From the entries below, pull out each line where "true" appears.

[[ INFORMATION SUPPLIED, beginning ]]

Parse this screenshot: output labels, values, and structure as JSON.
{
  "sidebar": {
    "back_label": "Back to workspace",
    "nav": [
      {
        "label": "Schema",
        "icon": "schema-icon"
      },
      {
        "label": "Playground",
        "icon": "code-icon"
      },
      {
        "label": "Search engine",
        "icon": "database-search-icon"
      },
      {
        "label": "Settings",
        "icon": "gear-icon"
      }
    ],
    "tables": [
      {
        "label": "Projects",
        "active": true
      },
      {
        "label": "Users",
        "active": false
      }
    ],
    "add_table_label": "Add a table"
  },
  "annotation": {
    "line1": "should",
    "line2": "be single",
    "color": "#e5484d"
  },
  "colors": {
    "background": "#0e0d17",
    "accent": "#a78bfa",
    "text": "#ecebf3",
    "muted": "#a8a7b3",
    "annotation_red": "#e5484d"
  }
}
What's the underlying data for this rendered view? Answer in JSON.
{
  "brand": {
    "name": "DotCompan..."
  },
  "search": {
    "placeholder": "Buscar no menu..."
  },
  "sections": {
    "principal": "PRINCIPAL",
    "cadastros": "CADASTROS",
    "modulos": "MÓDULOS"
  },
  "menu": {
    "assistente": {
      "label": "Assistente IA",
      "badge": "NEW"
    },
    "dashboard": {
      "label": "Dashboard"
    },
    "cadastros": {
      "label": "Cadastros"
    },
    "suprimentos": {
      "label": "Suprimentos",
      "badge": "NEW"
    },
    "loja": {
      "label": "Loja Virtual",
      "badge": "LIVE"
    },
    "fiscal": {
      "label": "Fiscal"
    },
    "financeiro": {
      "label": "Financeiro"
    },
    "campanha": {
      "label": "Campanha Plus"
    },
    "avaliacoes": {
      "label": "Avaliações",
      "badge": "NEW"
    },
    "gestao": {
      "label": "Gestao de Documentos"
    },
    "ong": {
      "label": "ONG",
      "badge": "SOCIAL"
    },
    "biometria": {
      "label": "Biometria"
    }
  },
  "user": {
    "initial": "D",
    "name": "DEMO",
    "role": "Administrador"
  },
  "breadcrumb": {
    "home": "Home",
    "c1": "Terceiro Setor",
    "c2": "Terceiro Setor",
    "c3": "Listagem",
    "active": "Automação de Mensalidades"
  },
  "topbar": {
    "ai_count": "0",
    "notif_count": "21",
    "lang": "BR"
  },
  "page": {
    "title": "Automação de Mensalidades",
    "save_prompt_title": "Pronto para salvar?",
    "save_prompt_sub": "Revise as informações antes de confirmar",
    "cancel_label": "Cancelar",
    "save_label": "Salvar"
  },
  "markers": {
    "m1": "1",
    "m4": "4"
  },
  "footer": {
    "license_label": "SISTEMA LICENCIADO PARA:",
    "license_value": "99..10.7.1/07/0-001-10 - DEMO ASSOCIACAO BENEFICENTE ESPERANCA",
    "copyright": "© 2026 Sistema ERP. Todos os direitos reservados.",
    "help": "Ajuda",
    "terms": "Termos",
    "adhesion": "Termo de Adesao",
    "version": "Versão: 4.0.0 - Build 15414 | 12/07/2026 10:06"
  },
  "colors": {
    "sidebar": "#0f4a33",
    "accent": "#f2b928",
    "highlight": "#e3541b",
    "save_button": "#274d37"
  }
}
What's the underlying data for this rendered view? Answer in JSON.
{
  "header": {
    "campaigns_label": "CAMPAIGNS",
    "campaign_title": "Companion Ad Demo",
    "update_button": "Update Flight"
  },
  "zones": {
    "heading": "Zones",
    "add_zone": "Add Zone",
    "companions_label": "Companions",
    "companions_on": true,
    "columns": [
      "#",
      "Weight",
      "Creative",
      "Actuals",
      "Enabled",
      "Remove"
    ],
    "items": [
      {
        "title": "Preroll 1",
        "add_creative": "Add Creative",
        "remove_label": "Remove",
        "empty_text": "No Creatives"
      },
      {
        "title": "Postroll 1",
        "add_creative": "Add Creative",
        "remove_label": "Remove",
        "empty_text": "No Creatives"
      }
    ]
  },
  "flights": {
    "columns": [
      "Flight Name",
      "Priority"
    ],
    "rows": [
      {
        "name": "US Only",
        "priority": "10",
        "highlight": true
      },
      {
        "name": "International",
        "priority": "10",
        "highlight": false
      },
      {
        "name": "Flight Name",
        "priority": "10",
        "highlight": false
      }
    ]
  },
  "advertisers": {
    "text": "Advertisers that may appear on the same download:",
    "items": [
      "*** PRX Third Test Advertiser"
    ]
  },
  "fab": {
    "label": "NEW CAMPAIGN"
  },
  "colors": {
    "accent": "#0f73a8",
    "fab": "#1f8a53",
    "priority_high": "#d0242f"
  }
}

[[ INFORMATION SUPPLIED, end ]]

● **ANSWER AREA**
        "active": true
    "companions_on": true,
        "highlight": true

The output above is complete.